The third member of our team was the Catholic theologian and founder of the Animal Interfaith Alliance, Barbara Gardner, who gave her presentation on The Golden Rule and Compassion for All Beings. She explained that she was representing the Animal Interfaith Alliance (AIA), which is a unique alliance of faith-based animal advocacy organisations which represents the major faiths, and focuses on what we have in common and on what unites us, rather than what differentiates us.  We recognise that the Golden Rule, “to treat others as you would wish to be treated yourself” is common amongst all faiths and traditions, dating back millennia.  We also recognise that all faiths and traditions have included animals in their definition of “others” in the Golden Rule.  She reminded us that sadly, many of the followers of those faiths and traditions today, and for hundreds of years in the past, have forgotten that the rule applies to all sentient beings – beings who can feel pain and suffer, and who can experience pleasure and happiness.  In our ever more human-centric world, animals have become excluded from our circle of compassion.  They have become reduced to mere commodities for our use, with little or no regard for their complex emotional, social and spiritual lives. She went on to explain that the AIA aims to educate people on the original teachings of their faiths and to reinstate the fundamental principle that we must extend our circle of compassion to include all conscious, sentient beings, and that we must extend to them also, the golden rule and treat them as we would wish to be treated ourselves.  All member groups believe in a lifestyle which does not harm others.  Animals are sentient beings who have the right to live freely and not to be made to suffer by humans and exist for their own sakes and not for ours.  We believe that we are part of an interconnected web which includes the Earth and all its inhabitants, both plant and animals.  By abusing part of that web, we damage the rest of it, including the environment and ourselves.

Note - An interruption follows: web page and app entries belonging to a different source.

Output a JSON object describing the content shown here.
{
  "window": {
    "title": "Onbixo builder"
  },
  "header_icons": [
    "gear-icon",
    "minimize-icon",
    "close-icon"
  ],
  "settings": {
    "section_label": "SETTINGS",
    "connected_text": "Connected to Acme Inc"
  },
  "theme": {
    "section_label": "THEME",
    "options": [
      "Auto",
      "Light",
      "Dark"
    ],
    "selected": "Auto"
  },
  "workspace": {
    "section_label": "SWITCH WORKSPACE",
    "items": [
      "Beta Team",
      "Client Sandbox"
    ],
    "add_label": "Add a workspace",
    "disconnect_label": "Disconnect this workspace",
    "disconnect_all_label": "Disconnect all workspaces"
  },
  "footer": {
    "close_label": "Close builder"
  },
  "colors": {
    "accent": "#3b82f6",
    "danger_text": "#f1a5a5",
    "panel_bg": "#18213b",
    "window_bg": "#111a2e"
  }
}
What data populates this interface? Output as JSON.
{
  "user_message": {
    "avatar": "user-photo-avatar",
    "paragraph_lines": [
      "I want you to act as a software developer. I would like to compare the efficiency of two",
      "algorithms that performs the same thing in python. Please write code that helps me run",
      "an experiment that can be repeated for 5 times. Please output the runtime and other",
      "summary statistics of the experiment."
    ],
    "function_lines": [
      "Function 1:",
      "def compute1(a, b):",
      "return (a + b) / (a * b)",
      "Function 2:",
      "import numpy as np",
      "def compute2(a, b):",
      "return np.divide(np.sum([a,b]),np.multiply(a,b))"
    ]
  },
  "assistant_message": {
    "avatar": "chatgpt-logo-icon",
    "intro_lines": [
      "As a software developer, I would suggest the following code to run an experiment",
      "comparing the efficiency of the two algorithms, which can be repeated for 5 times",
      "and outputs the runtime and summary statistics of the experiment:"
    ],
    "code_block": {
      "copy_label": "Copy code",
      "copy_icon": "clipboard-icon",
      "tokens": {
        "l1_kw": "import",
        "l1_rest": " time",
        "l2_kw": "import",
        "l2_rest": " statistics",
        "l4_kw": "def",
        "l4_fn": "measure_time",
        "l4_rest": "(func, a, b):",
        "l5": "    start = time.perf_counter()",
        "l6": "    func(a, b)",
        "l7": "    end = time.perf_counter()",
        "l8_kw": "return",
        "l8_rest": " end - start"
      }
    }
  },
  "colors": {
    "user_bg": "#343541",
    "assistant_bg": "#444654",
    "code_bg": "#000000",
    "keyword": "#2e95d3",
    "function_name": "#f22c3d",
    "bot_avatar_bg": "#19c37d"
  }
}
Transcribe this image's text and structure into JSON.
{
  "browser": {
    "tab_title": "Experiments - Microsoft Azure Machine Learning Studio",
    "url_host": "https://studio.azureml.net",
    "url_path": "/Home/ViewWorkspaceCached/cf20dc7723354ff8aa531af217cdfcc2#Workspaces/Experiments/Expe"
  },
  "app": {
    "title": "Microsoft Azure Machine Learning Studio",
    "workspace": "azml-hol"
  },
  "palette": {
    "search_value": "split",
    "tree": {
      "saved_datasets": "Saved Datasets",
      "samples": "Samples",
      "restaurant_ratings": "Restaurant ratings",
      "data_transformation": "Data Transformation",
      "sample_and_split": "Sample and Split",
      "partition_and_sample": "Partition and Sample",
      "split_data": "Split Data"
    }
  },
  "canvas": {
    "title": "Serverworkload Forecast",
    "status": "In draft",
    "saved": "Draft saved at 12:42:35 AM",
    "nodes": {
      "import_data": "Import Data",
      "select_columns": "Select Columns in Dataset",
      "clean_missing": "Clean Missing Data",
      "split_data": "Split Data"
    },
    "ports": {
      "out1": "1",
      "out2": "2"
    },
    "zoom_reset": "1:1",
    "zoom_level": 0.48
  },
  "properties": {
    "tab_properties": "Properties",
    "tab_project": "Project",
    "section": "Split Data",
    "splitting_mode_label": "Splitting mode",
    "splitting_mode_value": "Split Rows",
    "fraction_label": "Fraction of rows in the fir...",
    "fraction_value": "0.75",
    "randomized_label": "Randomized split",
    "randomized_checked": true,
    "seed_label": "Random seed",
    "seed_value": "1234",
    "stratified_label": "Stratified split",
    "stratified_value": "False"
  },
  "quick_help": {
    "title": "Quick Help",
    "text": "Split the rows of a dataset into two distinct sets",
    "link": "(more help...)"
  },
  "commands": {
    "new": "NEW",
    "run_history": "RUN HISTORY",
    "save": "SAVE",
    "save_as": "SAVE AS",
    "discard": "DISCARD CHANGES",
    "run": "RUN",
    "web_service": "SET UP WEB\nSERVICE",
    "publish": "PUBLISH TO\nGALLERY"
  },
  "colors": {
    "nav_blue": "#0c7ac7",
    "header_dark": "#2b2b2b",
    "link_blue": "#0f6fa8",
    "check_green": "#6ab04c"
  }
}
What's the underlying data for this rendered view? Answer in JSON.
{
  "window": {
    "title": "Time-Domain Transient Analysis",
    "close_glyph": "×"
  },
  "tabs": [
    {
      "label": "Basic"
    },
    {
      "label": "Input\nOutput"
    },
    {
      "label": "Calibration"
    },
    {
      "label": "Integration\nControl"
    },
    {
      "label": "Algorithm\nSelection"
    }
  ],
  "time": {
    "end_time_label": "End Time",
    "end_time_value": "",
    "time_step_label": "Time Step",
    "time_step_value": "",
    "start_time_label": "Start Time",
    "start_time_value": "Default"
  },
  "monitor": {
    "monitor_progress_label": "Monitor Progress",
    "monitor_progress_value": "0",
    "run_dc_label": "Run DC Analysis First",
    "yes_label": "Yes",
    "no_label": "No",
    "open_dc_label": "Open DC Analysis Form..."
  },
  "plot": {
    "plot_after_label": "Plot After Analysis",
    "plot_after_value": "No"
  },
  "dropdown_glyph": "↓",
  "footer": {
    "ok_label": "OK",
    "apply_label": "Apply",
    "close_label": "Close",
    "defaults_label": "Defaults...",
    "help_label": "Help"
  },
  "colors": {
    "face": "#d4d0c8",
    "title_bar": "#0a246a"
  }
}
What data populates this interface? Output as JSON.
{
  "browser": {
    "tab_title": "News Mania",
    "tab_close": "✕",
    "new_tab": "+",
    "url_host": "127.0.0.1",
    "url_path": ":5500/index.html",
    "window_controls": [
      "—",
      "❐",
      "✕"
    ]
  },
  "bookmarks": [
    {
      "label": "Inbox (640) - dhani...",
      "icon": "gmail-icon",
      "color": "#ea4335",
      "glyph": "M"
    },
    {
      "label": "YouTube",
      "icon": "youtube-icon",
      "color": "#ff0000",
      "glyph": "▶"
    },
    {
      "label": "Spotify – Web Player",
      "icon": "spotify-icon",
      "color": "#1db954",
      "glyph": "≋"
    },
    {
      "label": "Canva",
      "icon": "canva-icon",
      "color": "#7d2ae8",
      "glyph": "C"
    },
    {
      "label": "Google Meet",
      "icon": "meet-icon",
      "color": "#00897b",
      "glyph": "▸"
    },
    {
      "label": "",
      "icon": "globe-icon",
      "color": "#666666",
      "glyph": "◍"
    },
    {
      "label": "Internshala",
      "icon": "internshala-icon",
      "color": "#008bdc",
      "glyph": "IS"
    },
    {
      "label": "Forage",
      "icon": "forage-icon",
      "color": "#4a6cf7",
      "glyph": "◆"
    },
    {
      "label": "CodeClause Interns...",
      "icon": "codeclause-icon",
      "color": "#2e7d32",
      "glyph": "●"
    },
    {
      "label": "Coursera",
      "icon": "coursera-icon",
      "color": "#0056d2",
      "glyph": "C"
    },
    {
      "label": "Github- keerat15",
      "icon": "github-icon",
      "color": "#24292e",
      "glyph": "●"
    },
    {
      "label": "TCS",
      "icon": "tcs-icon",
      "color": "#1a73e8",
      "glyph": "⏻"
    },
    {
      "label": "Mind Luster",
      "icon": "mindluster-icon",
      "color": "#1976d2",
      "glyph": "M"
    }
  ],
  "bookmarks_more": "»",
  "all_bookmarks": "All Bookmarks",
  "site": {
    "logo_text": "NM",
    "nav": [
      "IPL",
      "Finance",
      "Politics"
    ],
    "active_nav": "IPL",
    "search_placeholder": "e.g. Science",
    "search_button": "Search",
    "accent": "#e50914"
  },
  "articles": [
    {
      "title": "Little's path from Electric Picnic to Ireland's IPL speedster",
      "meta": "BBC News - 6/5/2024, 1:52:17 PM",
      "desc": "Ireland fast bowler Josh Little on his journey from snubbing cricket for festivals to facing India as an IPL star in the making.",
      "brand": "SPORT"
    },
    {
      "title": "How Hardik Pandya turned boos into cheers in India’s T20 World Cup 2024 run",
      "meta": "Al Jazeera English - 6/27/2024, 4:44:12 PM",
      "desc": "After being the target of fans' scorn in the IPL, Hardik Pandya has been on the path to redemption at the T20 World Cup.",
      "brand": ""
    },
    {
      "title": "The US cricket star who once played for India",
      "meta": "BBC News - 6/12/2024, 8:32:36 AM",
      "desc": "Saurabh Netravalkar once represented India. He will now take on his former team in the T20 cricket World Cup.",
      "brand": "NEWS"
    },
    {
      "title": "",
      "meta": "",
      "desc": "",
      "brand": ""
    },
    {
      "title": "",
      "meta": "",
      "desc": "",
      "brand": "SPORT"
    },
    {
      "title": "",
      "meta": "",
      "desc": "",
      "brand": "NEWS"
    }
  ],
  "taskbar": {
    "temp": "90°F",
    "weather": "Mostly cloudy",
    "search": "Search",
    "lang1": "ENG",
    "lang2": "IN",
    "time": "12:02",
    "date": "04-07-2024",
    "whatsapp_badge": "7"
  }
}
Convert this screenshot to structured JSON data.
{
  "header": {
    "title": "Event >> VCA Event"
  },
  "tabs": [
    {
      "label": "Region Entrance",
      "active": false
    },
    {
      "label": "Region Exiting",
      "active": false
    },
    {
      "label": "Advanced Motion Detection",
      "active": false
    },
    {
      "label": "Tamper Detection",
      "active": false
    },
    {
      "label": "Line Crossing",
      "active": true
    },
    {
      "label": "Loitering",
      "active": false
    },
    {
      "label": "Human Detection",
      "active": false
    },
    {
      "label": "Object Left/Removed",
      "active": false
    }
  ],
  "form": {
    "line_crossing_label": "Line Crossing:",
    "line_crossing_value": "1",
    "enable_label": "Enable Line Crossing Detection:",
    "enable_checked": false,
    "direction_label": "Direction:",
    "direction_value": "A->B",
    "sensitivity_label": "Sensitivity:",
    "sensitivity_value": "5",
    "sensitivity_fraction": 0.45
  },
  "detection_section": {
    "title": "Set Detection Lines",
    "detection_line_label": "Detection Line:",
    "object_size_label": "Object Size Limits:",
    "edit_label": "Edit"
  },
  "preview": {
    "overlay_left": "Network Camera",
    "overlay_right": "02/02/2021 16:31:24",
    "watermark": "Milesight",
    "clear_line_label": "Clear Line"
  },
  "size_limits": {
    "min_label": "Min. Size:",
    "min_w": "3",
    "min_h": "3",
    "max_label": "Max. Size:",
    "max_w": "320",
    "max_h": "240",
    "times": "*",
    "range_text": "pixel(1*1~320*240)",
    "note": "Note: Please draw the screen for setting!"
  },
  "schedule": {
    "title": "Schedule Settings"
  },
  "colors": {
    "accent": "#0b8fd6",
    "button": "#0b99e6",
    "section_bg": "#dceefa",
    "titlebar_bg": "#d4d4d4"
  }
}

Finally, Eastern Orthodox theologian and Chair of the session, Dr Christina Nellist gave an outline of one of her forthcoming sessions at the Volos Academy of Theology in Greece, entitled The Creation Care Christian Responsibility Course. She explained that this course, originally written for an Orthodox audience, is easily adapted for use by other Christian denominations. It is for use in Christian parishes, youth groups, seminary institutions or for individual study. It may also provide a useful framework for homilies. The course, consisting of eight lessons, establishes that concern and compassion for animals is not a modern phenomenon, but one found both in the Bible and in the earliest teachings of the Christian Church. It provides an anamnesis of a lesser-known Christian tradition, where all animals are loved and protected by God and that their suffering is against God’s will. It reminds us that in our role as Image, we should strive to reflect the Archetype in our lives. At times, it also highlights the soteriological implications of our abuse and exploitation of God’s non-human animal beings and the wider creation. It reminds us that by causing harm to animals or by our indifference to it, human salvation is in jeopardy. It is written to facilitate Christian Church engagement with the subjects of animal suffering and climate change, which, though separate subjects, are deeply interconnected.